Sources also briefed Texas Scorecard that the offices of State Sens. Bob Hall (R-Edgewood) and Mayes Middleton (R-Galveston) approached Texas 4-H about the workbook and received interesting responses.

Texas 4-H, according to the sources, insisted to the senators’ offices that the workbook was crafted by the national 4-H organization close to eight years ago. 

Page 4 of the workbook clearly features the Texas A&M logo and says it was developed by Dr. Darlene Locke and Ed.D. Charlene Belew. Locke’s profile shows she has only been a part of Texas 4-H since 2018, while an article from 2015 indicates Belew has at least been there since then.

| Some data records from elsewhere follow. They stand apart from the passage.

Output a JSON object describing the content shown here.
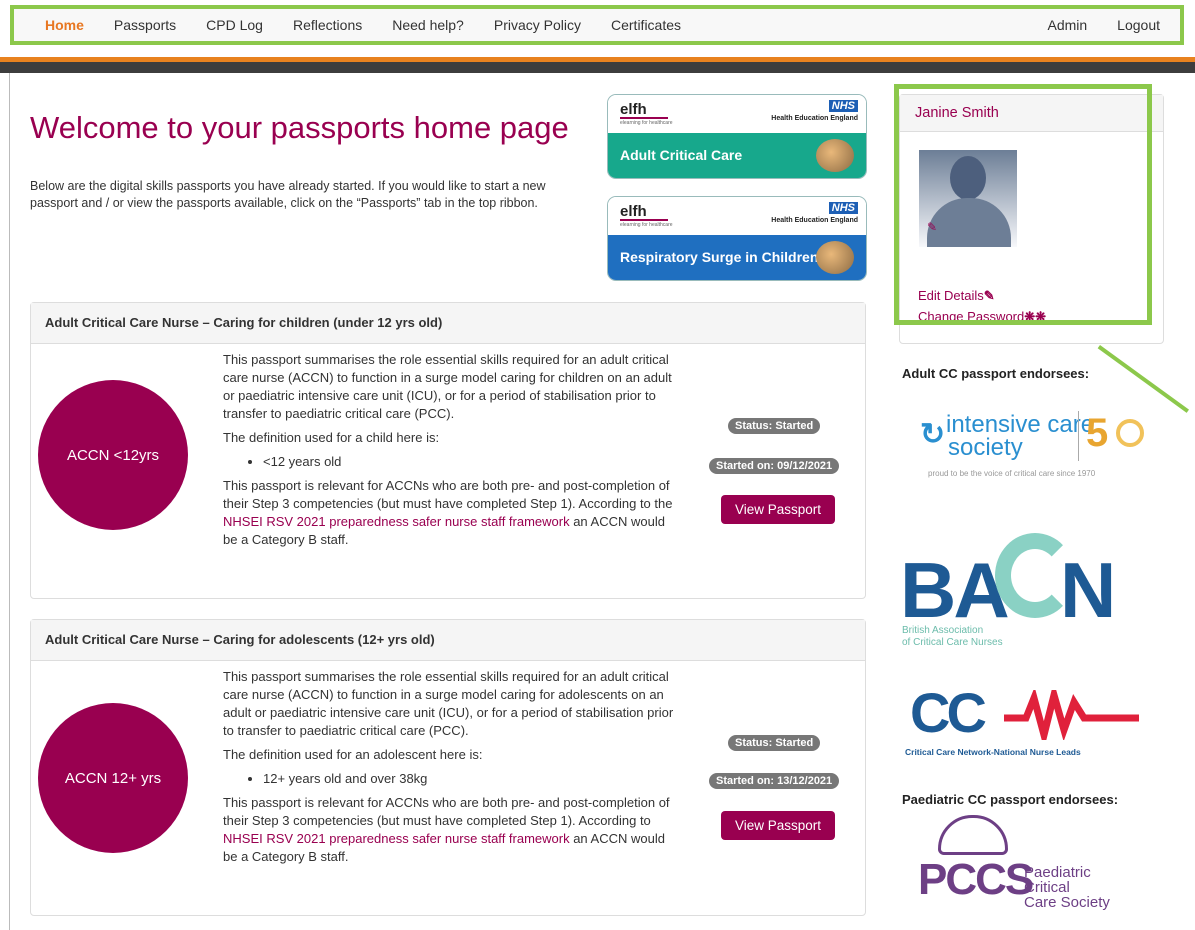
{
  "nav": {
    "items": [
      "Home",
      "Passports",
      "CPD Log",
      "Reflections",
      "Need help?",
      "Privacy Policy",
      "Certificates"
    ],
    "right": [
      "Admin",
      "Logout"
    ]
  },
  "page": {
    "title": "Welcome to your passports home page",
    "intro": "Below are the digital skills passports you have already started. If you would like to start a new passport and / or view the passports available, click on the “Passports” tab in the top ribbon."
  },
  "banners": [
    {
      "elfh": "elfh",
      "elfh_sub": "elearning for healthcare",
      "nhs": "NHS",
      "hee": "Health Education England",
      "label": "Adult Critical Care"
    },
    {
      "elfh": "elfh",
      "elfh_sub": "elearning for healthcare",
      "nhs": "NHS",
      "hee": "Health Education England",
      "label": "Respiratory Surge in Children"
    }
  ],
  "passports": [
    {
      "header": "Adult Critical Care Nurse – Caring for children (under 12 yrs old)",
      "circle": "ACCN <12yrs",
      "p1": "This passport summarises the role essential skills required for an adult critical care nurse (ACCN) to function in a surge model caring for children on an adult or paediatric intensive care unit (ICU), or for a period of stabilisation prior to transfer to paediatric critical care (PCC).",
      "p2": "The definition used for a child here is:",
      "bullet": "<12 years old",
      "p3_pre": "This passport is relevant for ACCNs who are both pre- and post-completion of their Step 3 competencies (but must have completed Step 1). According to the ",
      "p3_link": "NHSEI RSV 2021 preparedness safer nurse staff framework",
      "p3_post": " an ACCN would be a Category B staff.",
      "status": "Status: Started",
      "started": "Started on: 09/12/2021",
      "button": "View Passport"
    },
    {
      "header": "Adult Critical Care Nurse – Caring for adolescents (12+ yrs old)",
      "circle": "ACCN 12+ yrs",
      "p1": "This passport summarises the role essential skills required for an adult critical care nurse (ACCN) to function in a surge model caring for adolescents on an adult or paediatric intensive care unit (ICU), or for a period of stabilisation prior to transfer to paediatric critical care (PCC).",
      "p2": "The definition used for an adolescent here is:",
      "bullet": "12+ years old and over 38kg",
      "p3_pre": "This passport is relevant for ACCNs who are both pre- and post-completion of their Step 3 competencies (but must have completed Step 1). According to ",
      "p3_link": "NHSEI RSV 2021 preparedness safer nurse staff framework",
      "p3_post": " an ACCN would be a Category B staff.",
      "status": "Status: Started",
      "started": "Started on: 13/12/2021",
      "button": "View Passport"
    }
  ],
  "profile": {
    "name": "Janine Smith",
    "edit": "Edit Details",
    "change_password": "Change Password",
    "pen_icon": "✎",
    "key_icon": "❋❋"
  },
  "endorsees": {
    "adult_title": "Adult CC passport endorsees:",
    "paed_title": "Paediatric CC passport endorsees:",
    "ics": {
      "line1": "intensive care",
      "line2": "society",
      "fifty": "5",
      "tagline": "proud to be the voice of critical care since 1970"
    },
    "bacn": {
      "ba": "BA",
      "cn": "N",
      "sub1": "British Association",
      "sub2": "of Critical Care Nurses"
    },
    "ccn": {
      "mark": "CC",
      "sub": "Critical Care Network-National Nurse Leads"
    },
    "pccs": {
      "mark": "PCCS",
      "line1": "Paediatric Critical",
      "line2": "Care Society"
    }
  }
}
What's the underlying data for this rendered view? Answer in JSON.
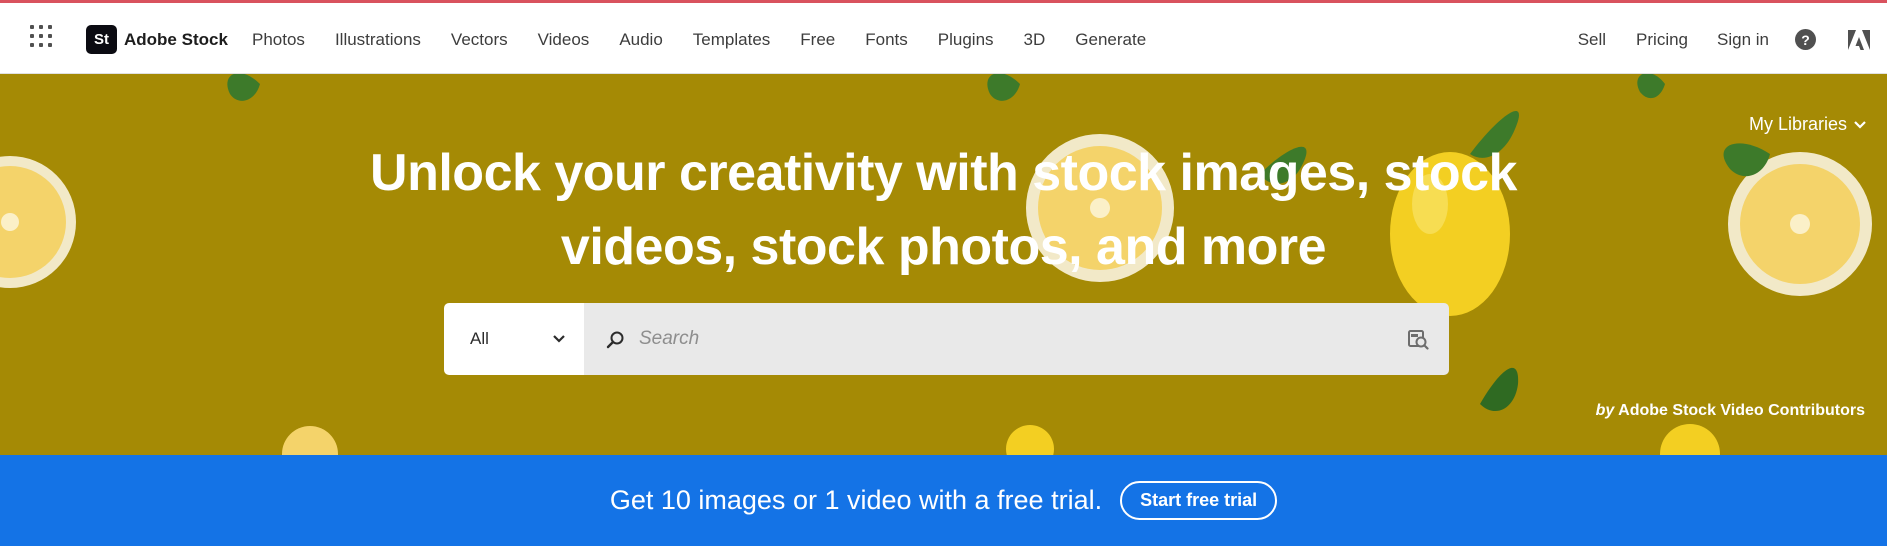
{
  "header": {
    "brand_initials": "St",
    "brand_name": "Adobe Stock",
    "nav": [
      "Photos",
      "Illustrations",
      "Vectors",
      "Videos",
      "Audio",
      "Templates",
      "Free",
      "Fonts",
      "Plugins",
      "3D",
      "Generate"
    ],
    "right": {
      "sell": "Sell",
      "pricing": "Pricing",
      "sign_in": "Sign in",
      "help_glyph": "?"
    }
  },
  "hero": {
    "my_libraries": "My Libraries",
    "headline_line1": "Unlock your creativity with stock images, stock",
    "headline_line2": "videos, stock photos, and more",
    "search": {
      "scope": "All",
      "placeholder": "Search"
    },
    "credit_by": "by",
    "credit_name": "Adobe Stock Video Contributors"
  },
  "promo": {
    "text": "Get 10 images or 1 video with a free trial.",
    "button": "Start free trial"
  },
  "colors": {
    "accent_top_line": "#d9525e",
    "hero_background": "#a58a05",
    "promo_background": "#1473e6"
  },
  "icons": [
    "app-switcher-icon",
    "search-icon",
    "visual-search-icon",
    "chevron-down-icon",
    "help-icon",
    "adobe-logo-icon"
  ]
}
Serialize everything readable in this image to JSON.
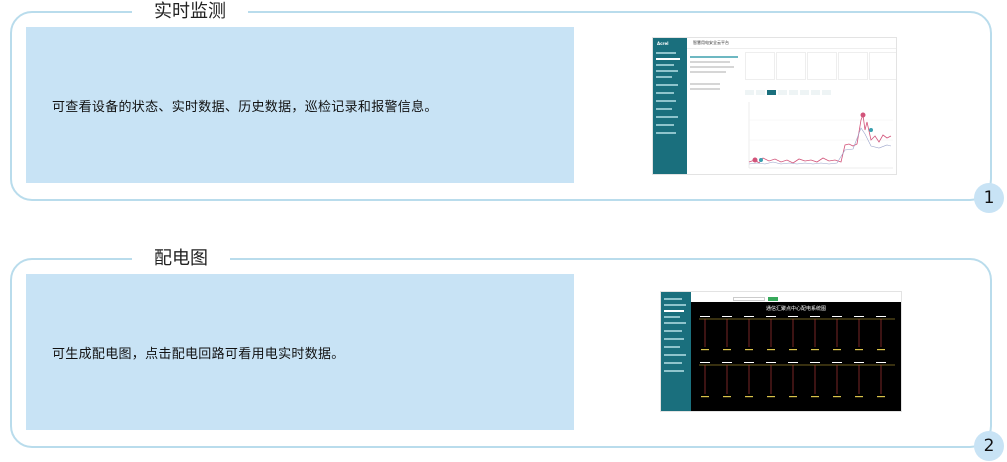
{
  "sections": [
    {
      "title": "实时监测",
      "description": "可查看设备的状态、实时数据、历史数据，巡检记录和报警信息。",
      "number": "1"
    },
    {
      "title": "配电图",
      "description": "可生成配电图，点击配电回路可看用电实时数据。",
      "number": "2"
    }
  ],
  "thumbnail1": {
    "logo": "Acrel",
    "header_title": "智慧用电安全云平台"
  },
  "thumbnail2": {
    "diagram_title": "通信汇聚点中心配电系统图"
  },
  "colors": {
    "panel_bg": "#c8e3f5",
    "border": "#b9dcec",
    "sidebar": "#1a6f7d",
    "chart_line": "#d2547a",
    "diagram_bg": "#000000"
  }
}
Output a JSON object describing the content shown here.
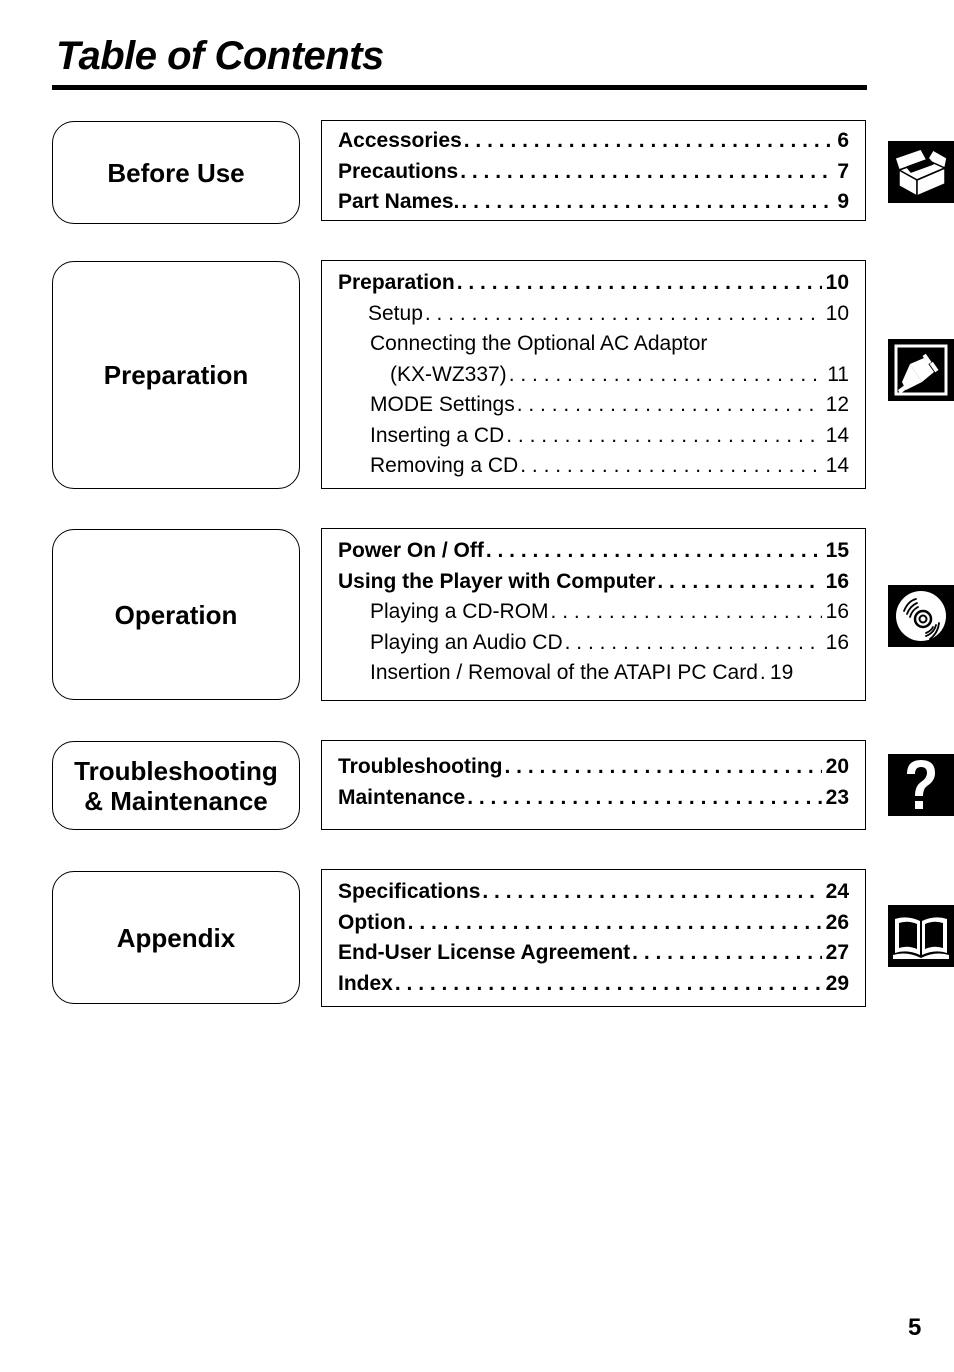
{
  "page": {
    "title": "Table of Contents",
    "page_number": "5"
  },
  "sections": [
    {
      "label": "Before Use",
      "icon": "open-box-icon",
      "entries": [
        {
          "text": "Accessories",
          "page": "6",
          "style": "bold"
        },
        {
          "text": "Precautions",
          "page": "7",
          "style": "bold"
        },
        {
          "text": "Part Names.",
          "page": "9",
          "style": "bold"
        }
      ]
    },
    {
      "label": "Preparation",
      "icon": "power-plug-icon",
      "entries": [
        {
          "text": "Preparation",
          "page": "10",
          "style": "bold"
        },
        {
          "text": "Setup",
          "page": "10",
          "style": "sub"
        },
        {
          "text": "Connecting the Optional AC Adaptor",
          "page": "",
          "style": "sub"
        },
        {
          "text": "(KX-WZ337)",
          "page": "11",
          "style": "sub2"
        },
        {
          "text": "MODE Settings",
          "page": "12",
          "style": "sub"
        },
        {
          "text": "Inserting a CD",
          "page": "14",
          "style": "sub"
        },
        {
          "text": "Removing a CD",
          "page": "14",
          "style": "sub"
        }
      ]
    },
    {
      "label": "Operation",
      "icon": "compact-disc-icon",
      "entries": [
        {
          "text": "Power On / Off",
          "page": "15",
          "style": "bold"
        },
        {
          "text": "Using the Player with Computer",
          "page": "16",
          "style": "bold"
        },
        {
          "text": "Playing a CD-ROM",
          "page": "16",
          "style": "sub"
        },
        {
          "text": "Playing an Audio CD",
          "page": "16",
          "style": "sub"
        },
        {
          "text": "Insertion / Removal of the ATAPI PC Card",
          "page": "19",
          "style": "sub"
        }
      ]
    },
    {
      "label_line1": "Troubleshooting",
      "label_line2": "& Maintenance",
      "icon": "question-mark-icon",
      "entries": [
        {
          "text": "Troubleshooting",
          "page": "20",
          "style": "bold"
        },
        {
          "text": "Maintenance",
          "page": "23",
          "style": "bold"
        }
      ]
    },
    {
      "label": "Appendix",
      "icon": "open-book-icon",
      "entries": [
        {
          "text": "Specifications",
          "page": "24",
          "style": "bold"
        },
        {
          "text": "Option",
          "page": "26",
          "style": "bold"
        },
        {
          "text": "End-User License Agreement",
          "page": "27",
          "style": "bold"
        },
        {
          "text": "Index",
          "page": "29",
          "style": "bold"
        }
      ]
    }
  ]
}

Texas 4-H did eventually decide to remove the workbook from its website after Roy’s letter and Hall and Middleton’s offices reached out. However, it is unclear if any 4-H clubs are still using the lesson plan.

Texas Scorecard contacted Texas A&M’s AgriLife extension for clarification on the matter but has not received a response.

This is not the first time Texas A&M has faced backlash for its curriculum. Texas Scorecard previously covered how taxpayers were funding woke classes promoting antisemitism, LGBT ideology, and other forms of degeneracy.

Scott Yenor, the senior director of state coalitions at the Claremont Institute’s Center for the American Way of Life, explained to Scorecard that Texas A&M’s and 4-H’s turns were unsurprising given the spread of CRT ideology.

“Breaking up groups into ethnic or gender-based groups has become a common tactic in the woke revolution. It happens in schools. It happens in the corporate world. It happens in higher education, and it is no surprise it has happened in 4-H,” said Yenor.

“Once organizations farm out the job of designing programs to ‘experts,’ most of them are probably woke. It is not a new development,” he added.

Lawmakers have passed one measure addressing CRT since the issue started coming into the public eye some years ago. 

House Bill 3979, passed during the 87th legislative session in 2021, seeks to limit the theory in school curricula by barring instructors from making courses that teach “one race or sex is inherently superior to another race or sex” or that someone is “inherently racist, sexist, or oppressive” based on their race or sex.

Lawmakers also considered another measure, but tabled it in this most recent session.

Senate Bill 16, pushed by Lt. Gov. Dan Patrick, passed the Senate in April but died in the House Committee on Higher Education. It sought to bar college instructors from compelling students to adopt CRT beliefs.

The Texas 4-H program probably falls outside the scope of both measures and contains choice language that would likely prevent it from being found in violation even if it did fall within the scope.

Texas A&M is a public land-grant research university funded by Texas taxpayers. Just last year, state officials approved a record $1.19 billion to be put towards its university system.

In addition, the university’s annual report showed that donors gave $194.5 million to the Texas A&M Foundation and Texas A&M University during the fiscal year ending June 30, 2023.

Texas A&M is governed by a Board of Regents, appointed by Gov. Greg Abbott and confirmed by the Texas Senate.

Luca Cacciatore

Luca H. Cacciatore is a journalist for Texas Scorecard. He is an American Moment inaugural fellow and former welder.